Months after its patent for a cancer medication was revoked by India, American firm Pfizer has told US lawmakers that New Delhi is undermining intellectual property by misuse of its compulsory licence provisions.
“We believe that India is undermining IP by misuse of its compulsory licence provisions. Compulsory licences are intended for use in extraordinary situations of extreme urgency or other national emergency,” Roy F. Waldron, Chief Intellectual Property counsel of Pfizer Inc, told top US lawmakers during a Congressional hearing.
Waldron alleged India has taken steps that call into question the sustainability of foreign investments and the ability to compete fairly.
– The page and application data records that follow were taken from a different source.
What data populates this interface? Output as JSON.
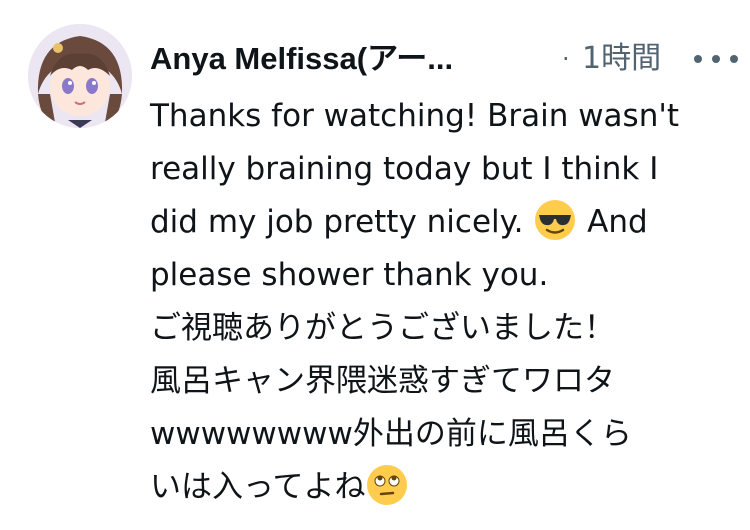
{
  "author": {
    "display_name": "Anya Melfissa(アー..."
  },
  "meta": {
    "separator": "·",
    "timestamp": "1時間"
  },
  "icons": {
    "more": "more-horizontal-icon",
    "sunglasses_emoji": "smiling-face-with-sunglasses-emoji",
    "eye_roll_emoji": "face-with-rolling-eyes-emoji"
  },
  "tweet": {
    "line_1": "Thanks for watching! Brain wasn't",
    "line_2": "really braining today but I think I",
    "line_3a": "did my job pretty nicely. ",
    "line_3b": " And",
    "line_4": "please shower thank you.",
    "line_5": "ご視聴ありがとうございました！",
    "line_6": "風呂キャン界隈迷惑すぎてワロタ",
    "line_7": "wwwwwwww外出の前に風呂くら",
    "line_8": "いは入ってよね"
  },
  "colors": {
    "text": "#0f1419",
    "secondary": "#536471",
    "emoji_yellow": "#ffcc4d"
  }
}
India has essentially created a protectionist regime that harms US job creators.
“Despite being a member of the WTO and an important global trading partner, India has systematically failed to interpret and apply its IP laws in a manner consistent with recognised global standards,” he said, adding that the Global IP Centre’s International IP Index ranked India last in terms of overall IP protection.
Stating that in September last year India revoked Pfizer’s patent for a cancer medication, SUTENT, Waldron said this will now allow Indian generic companies to manufacture and sell generic copies of SUTENT long before the patent is set to expire.
He said recent reports indicate India has started the process of issuing compulsory licences for the manufacture of three additional cancer medicines under a public emergency provision that sidesteps notice and public comment obligations.
“If left alone, this trend will destroy the market for innovative pharmaceuticals in India,” he said.
Since many countries look to India as a leader and an example, India’s actions reverberate far beyond its borders, Waldron said, adding: “We have seen several countries adopt policies similar to India’s, which are leading to a worldwide deteriorating trend on intellectual property rights“.
Waldron urged the US Government to increase the frequency of talks with the Indian Government and continue to raise concerns directly with Indian officials.
The US Government should raise concerns at every available bilateral and multilateral forum to send a strong signal to the Indian Government and to other Governments that it does not condone these actions.
Waldron urged Congressmen that the US Government should review all available trade policy tools in light of the deteriorating IP environment.
“The US Government should pursue a robust trade agenda that includes strong intellectual property protections, including robust provisions in the trans-Pacific partnership agreement,” he said.
“The acceleration of compulsory licence policies has accelerated in the last year, so there is some urgency with respect to the frequency of talks that we have with the Indian Government and to register our displeasure with the developments that have taken place there,” he said.
The Pfizer executive warned lawmakers that if the US delays in taking up these issues with India resolving it, it could be too late for US companies.
“Essentially, if we wait too long, we may find ourselves in a situation where it’s irremediable,” he said.